“In the course of a walk, we usually find out something about our
companion, and this is true even when we travel alone.”
-Thomas A. Clark (from In Praise of Walking)
After weeks of heat and dryness, the forecast was for rain on August 11th, the day chosen for our workshop. Despite that, ten of us went along to spend the day with award winning poet Char March. It didn’t rain, we had sunshine, and a very special workshop.
The place was Hirst Wood near Saltaire in West Yorkshire, and we began gently with a 15 minute meander into the wood, examining the physical process of moving, collecting impressions “as an artist mixes her pallet”. We shared these impressions, then worked on them, together with prompts from Char, who interspersed our writing with facts about Hirst Wood, pointing out the glacial moraine it had grown on, encouraging us to consider its ancient beech trees, to slip in a reference to 1950, to make up our own “fact” about the wood...
We shared our efforts again, then took a tea break at the nearby cafe, and read Thomas A. Clark’s fabulous poem “In Praise of Walking” out loud together. Suggested by group member Bruce Barnes, this had been the seed and the starting point of our workshop. We each chose a line from it that spoke to us, and walked and wrote and shared again.

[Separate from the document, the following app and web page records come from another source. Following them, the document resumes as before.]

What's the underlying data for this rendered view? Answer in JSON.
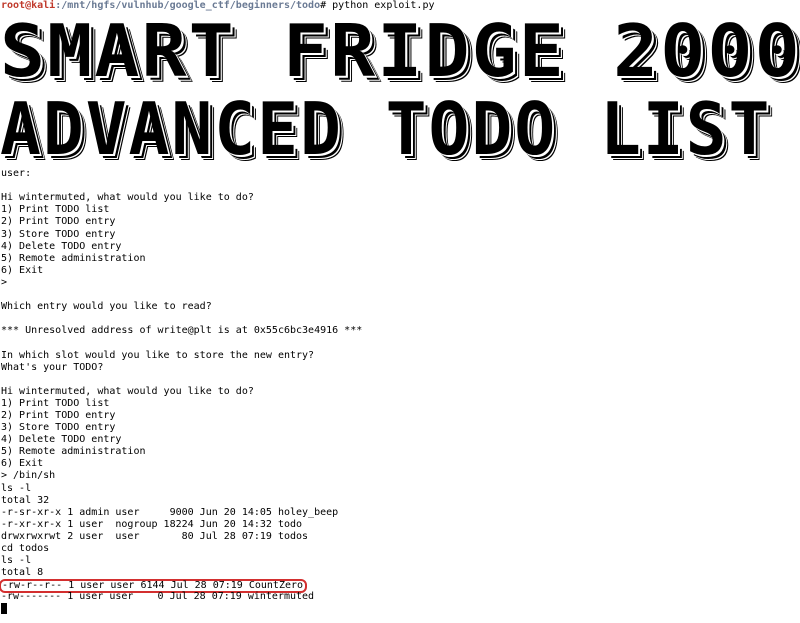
{
  "prompt": {
    "user_host": "root@kali",
    "path": ":/mnt/hgfs/vulnhub/google_ctf/beginners/todo",
    "symbol": "# ",
    "command": "python exploit.py"
  },
  "banner": {
    "line1": "SMART FRIDGE 2000",
    "line2": "ADVANCED TODO LIST"
  },
  "output": {
    "lines_before_highlight": [
      "user:",
      "",
      "Hi wintermuted, what would you like to do?",
      "1) Print TODO list",
      "2) Print TODO entry",
      "3) Store TODO entry",
      "4) Delete TODO entry",
      "5) Remote administration",
      "6) Exit",
      ">",
      "",
      "Which entry would you like to read?",
      "",
      "*** Unresolved address of write@plt is at 0x55c6bc3e4916 ***",
      "",
      "In which slot would you like to store the new entry?",
      "What's your TODO?",
      "",
      "Hi wintermuted, what would you like to do?",
      "1) Print TODO list",
      "2) Print TODO entry",
      "3) Store TODO entry",
      "4) Delete TODO entry",
      "5) Remote administration",
      "6) Exit",
      "> /bin/sh",
      "ls -l",
      "total 32",
      "-r-sr-xr-x 1 admin user     9000 Jun 20 14:05 holey_beep",
      "-r-xr-xr-x 1 user  nogroup 18224 Jun 20 14:32 todo",
      "drwxrwxrwt 2 user  user       80 Jul 28 07:19 todos",
      "cd todos",
      "ls -l",
      "total 8"
    ],
    "highlighted_line": "-rw-r--r-- 1 user user 6144 Jul 28 07:19 CountZero",
    "lines_after_highlight": [
      "-rw------- 1 user user    0 Jul 28 07:19 wintermuted"
    ]
  },
  "colors": {
    "background": "#ffffff",
    "text": "#000000",
    "prompt_user": "#c0392b",
    "prompt_path": "#6a7a94",
    "highlight_border": "#d32f2f"
  }
}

By now time was running away with us, so we walked back to Saltaire, along the canal, under instructions to notice the people we met on the way, with a view to writing about them, and congregated for food and drinks in the Dandelion Cafe, (where they sold Andalusian Gazpatcho, which I live in hopes of slipping into a poem one day).

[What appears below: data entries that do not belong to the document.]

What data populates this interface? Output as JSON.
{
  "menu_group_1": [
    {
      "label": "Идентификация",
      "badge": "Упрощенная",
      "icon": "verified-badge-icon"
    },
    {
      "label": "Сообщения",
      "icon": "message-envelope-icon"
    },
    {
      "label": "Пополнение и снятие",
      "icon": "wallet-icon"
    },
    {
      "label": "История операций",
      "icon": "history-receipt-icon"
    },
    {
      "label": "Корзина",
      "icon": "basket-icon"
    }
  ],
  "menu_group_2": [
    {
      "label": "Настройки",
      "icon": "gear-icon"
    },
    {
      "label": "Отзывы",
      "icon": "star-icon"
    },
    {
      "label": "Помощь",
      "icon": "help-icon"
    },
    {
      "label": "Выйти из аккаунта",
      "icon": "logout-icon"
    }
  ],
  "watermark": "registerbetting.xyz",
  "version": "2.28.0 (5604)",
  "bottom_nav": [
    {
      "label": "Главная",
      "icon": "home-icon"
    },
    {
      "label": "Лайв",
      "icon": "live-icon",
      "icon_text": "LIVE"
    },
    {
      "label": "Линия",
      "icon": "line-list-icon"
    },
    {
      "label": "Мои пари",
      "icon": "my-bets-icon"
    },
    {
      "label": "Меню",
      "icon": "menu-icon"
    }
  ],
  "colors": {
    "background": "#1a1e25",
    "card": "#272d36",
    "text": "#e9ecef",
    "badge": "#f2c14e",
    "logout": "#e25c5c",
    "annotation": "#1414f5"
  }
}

After reading back our poems about the imagined inner lives of the characters we’d met on our journey to the cafe, we finished by gifting each other a line from the day’s work, with a view to using that line as the title of a poem for homework.

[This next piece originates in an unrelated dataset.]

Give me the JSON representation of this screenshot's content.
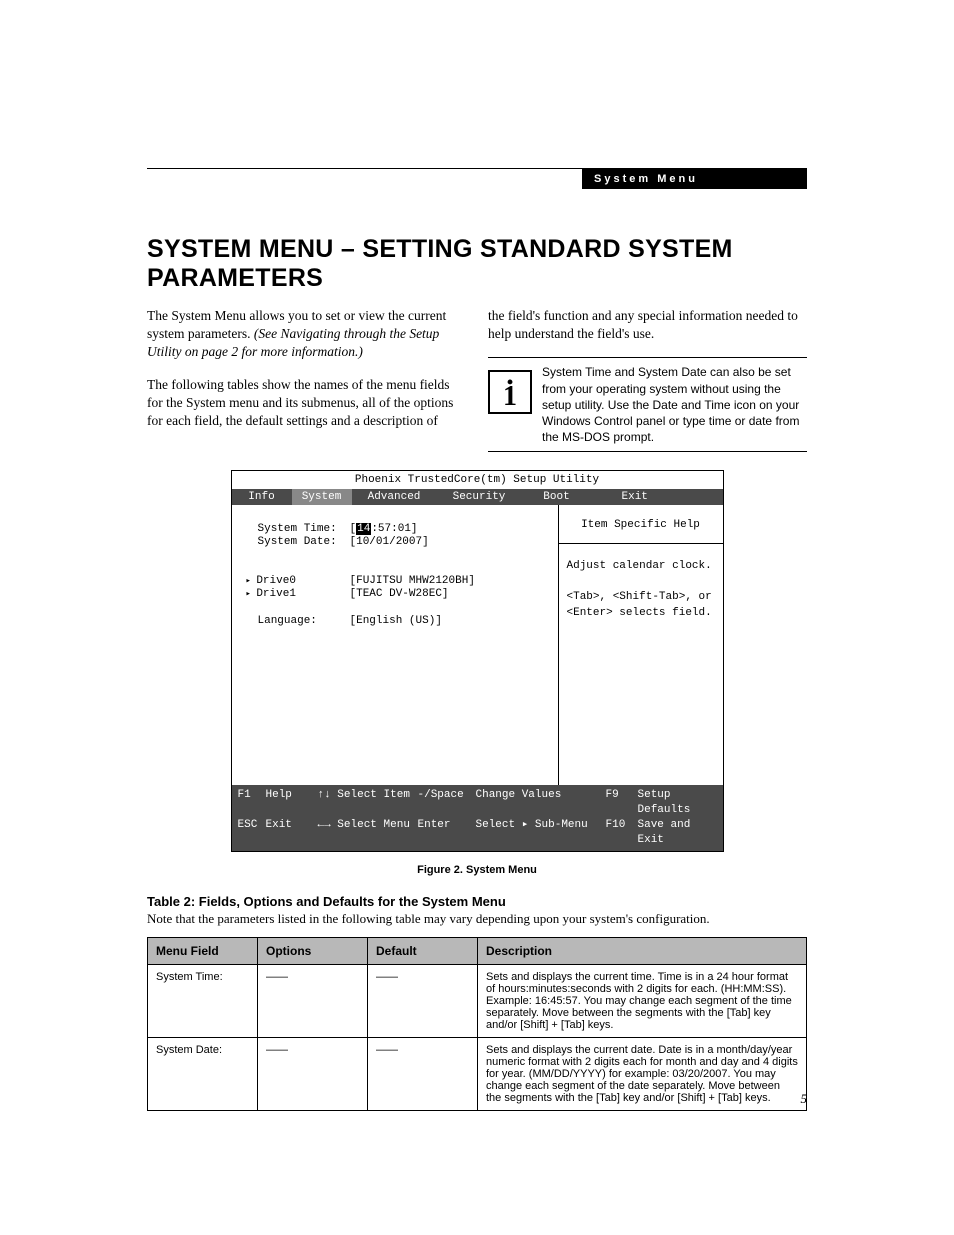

Apart from being great to be out writing in the open air, this workshop worked really well in fulfilling its aim of encouraging more people to be involved in our Lapidus group. For 5 of the people it was their first West Yorkshire Lapidus workshop, so it was great to see new faces, as well as core members who have been regulars. Char was on brilliant form as a group leader, relaxed and sensitive to people’s needs, but also full of energy and ideas about writing. Her comments on each person’s pieces were really interesting for everyone to hear, and full of insight. By the end the day it felt we’d become a close group, looking forward to seeing each other again next time.
Terry Simpson is from Leeds, where he still lives. He has edited several collections of stories and poetry, including Doorways in The Night, Stories From The Threshold Of Recovery, Local Voices, (2004). Two of his plays about the mental health system have been filmed for use on OU courses.